Task to carry out
Your answer consists of the lines in the data that contain "with". Copy each of them.

--- Provided data ---

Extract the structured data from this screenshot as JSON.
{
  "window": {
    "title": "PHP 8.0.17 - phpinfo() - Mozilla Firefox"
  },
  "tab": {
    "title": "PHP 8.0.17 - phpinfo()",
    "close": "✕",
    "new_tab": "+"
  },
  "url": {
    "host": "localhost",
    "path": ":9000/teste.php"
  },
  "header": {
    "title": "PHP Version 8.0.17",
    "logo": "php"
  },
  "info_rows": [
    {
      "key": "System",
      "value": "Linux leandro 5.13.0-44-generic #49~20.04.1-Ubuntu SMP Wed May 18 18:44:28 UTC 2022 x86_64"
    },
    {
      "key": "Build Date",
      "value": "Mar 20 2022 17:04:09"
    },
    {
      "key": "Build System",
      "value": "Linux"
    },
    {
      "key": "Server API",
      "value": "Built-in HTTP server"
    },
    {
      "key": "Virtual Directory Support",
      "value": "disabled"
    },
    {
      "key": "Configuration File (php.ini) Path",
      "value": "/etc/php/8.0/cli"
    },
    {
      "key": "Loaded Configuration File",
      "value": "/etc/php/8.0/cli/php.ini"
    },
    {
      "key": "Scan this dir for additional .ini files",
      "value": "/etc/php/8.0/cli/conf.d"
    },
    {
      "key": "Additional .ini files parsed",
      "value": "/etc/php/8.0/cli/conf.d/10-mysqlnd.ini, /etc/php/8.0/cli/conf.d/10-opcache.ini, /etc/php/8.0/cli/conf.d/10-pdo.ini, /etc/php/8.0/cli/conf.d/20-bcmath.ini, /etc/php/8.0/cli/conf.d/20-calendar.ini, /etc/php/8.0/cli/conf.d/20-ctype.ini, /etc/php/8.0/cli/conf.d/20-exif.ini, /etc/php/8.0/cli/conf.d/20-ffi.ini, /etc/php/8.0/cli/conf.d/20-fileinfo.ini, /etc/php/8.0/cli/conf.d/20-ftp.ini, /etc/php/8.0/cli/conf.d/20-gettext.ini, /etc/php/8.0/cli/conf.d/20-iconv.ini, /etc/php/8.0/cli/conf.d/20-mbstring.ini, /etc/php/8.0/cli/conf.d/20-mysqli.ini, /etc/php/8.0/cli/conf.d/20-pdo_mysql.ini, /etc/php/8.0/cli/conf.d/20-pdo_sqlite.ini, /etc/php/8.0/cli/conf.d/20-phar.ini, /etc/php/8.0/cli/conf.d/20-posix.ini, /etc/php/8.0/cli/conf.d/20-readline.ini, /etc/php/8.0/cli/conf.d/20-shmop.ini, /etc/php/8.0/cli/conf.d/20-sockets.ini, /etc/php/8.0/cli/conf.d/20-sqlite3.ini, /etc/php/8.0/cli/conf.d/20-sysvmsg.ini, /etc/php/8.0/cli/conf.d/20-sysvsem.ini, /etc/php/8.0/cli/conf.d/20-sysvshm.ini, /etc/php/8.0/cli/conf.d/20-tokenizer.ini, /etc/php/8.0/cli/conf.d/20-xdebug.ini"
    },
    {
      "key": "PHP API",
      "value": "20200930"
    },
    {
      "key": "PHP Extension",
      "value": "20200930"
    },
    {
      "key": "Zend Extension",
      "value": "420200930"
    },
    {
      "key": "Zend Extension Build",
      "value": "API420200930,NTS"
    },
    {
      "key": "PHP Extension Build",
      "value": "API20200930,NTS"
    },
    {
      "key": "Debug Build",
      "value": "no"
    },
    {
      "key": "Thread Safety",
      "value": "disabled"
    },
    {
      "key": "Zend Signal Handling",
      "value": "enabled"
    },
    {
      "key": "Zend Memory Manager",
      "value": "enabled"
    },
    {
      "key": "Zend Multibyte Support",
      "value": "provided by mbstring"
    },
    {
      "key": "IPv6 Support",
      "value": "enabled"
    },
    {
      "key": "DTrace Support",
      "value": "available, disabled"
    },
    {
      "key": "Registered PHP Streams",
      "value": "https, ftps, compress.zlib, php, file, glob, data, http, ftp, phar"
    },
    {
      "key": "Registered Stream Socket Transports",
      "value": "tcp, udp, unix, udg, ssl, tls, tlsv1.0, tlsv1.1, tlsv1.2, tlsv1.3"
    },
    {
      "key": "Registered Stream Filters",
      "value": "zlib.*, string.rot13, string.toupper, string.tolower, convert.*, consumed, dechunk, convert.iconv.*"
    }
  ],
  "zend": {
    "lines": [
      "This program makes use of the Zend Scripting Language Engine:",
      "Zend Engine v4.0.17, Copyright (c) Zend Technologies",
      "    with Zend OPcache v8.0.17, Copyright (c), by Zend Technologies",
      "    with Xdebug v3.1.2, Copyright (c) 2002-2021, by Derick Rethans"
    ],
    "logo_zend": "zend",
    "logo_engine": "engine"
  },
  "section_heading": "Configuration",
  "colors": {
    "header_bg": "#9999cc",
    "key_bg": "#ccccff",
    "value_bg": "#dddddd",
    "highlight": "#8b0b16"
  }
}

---

Solved exercise
      "    with Zend OPcache v8.0.17, Copyright (c), by Zend Technologies",
      "    with Xdebug v3.1.2, Copyright (c) 2002-2021, by Derick Rethans"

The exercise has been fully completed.